Comment:  Once dismissed by the Los Angeles Times as “the overrated Landon Donovan” following the first of his two attempts to make an impact in Europe with Bayer Leverkusen, later criticized for disappearing in this match and that, the USA’s all-time scoring leader in 2010 cemented his status as not only the face of the sport in this country but a face that some average Americans actually recognize.

This country’s first notable soccer player was, probably, Archie Stark, a Scottish-born center forward who dominated the original American Soccer League in the 1920s and was dubbed “The Babe Ruth of Soccer” by a young newspaper columnist named Ed Sullivan.   From the early ’30s, oldtimers fondly recall a ball artiste named Billy Gonsalves.  Fast-forward to the 1970s, when the NASL tried but failed to make league scoring leader Kyle Rote Jr. its All-American Boy, and the 1980s, when it succeeded, somewhat, in planting that title on New York Cosmos midfielder Rick Davis.   Since then, the country has produced several outstanding players, like Hugo Perez, Tab Ramos and Claudio Reyna, as well as personalities like bohemian gladfly defender Alexi Lalas, the fiery goal-scorer Wynalda and teen-idol Cobi Jones. 

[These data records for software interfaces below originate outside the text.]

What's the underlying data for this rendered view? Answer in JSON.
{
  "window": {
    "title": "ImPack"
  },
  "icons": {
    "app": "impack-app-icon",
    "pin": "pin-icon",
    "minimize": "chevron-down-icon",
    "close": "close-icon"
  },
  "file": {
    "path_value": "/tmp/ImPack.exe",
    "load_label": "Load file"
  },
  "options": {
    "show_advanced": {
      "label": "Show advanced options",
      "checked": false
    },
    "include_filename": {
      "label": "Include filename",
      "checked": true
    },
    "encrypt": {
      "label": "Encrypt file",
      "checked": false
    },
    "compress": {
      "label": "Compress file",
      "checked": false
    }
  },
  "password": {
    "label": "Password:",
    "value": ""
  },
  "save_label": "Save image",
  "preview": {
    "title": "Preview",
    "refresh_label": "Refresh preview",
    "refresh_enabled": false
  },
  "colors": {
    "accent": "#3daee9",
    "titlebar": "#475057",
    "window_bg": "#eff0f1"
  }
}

It has been said repeatedly that what American soccer needs is a superstar–whatever that means.  It is doubtful, however, that the general American public would appreciate the subtle skills of a Xavi, a Zidane, a Cantona, a Maldini.  An incisive pass, a simple swerve, a change of direction, an immaculate take-away:  all would be lost on a viewership peering in on soccer only occasionally.  Donovan, however, does what Americans understand, has a track record of doing so, and is comfortable before cameras and facing a horde of reporters in front of his locker. 

Donovan has asked for a respite after several months of play, so it’s unlikely that he will return to Europe any time soon and add to his credentials this winter.  As such, enjoy his reign as “That American Soccer Player.”  Certainly, no successor is on the horizon, and that puts the sport’s longterm future on the fickle U.S. pop culture front in doubt.

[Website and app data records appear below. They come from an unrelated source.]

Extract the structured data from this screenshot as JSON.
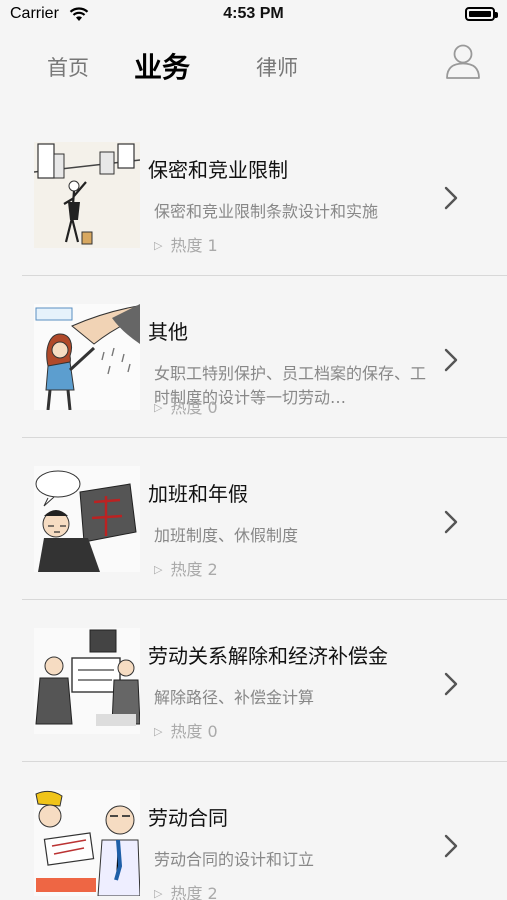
{
  "status_bar": {
    "carrier": "Carrier",
    "time": "4:53 PM"
  },
  "nav": {
    "tabs": [
      {
        "label": "首页",
        "selected": false
      },
      {
        "label": "业务",
        "selected": true
      },
      {
        "label": "律师",
        "selected": false
      }
    ],
    "profile_icon": "user-outline-icon"
  },
  "items": [
    {
      "title": "保密和竞业限制",
      "desc": "保密和竞业限制条款设计和实施",
      "heat": "热度 1"
    },
    {
      "title": "其他",
      "desc": "女职工特别保护、员工档案的保存、工时制度的设计等一切劳动…",
      "heat": "热度 0"
    },
    {
      "title": "加班和年假",
      "desc": "加班制度、休假制度",
      "heat": "热度 2"
    },
    {
      "title": "劳动关系解除和经济补偿金",
      "desc": "解除路径、补偿金计算",
      "heat": "热度 0"
    },
    {
      "title": "劳动合同",
      "desc": "劳动合同的设计和订立",
      "heat": "热度 2"
    }
  ],
  "colors": {
    "background": "#f5f5f5",
    "divider": "#d8d8d8",
    "title": "#111111",
    "desc": "#888888"
  }
}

[Full disclosure:  One ballot went to Donovan, Bradley and Steve Cherundolo, who served the role of grown-up on the USA back line in South Africa.  At 31 and playing for the obscure Hannover 96, it’s doubtful that the smart, energenic Cherundolo will ever get the credit he deserves.]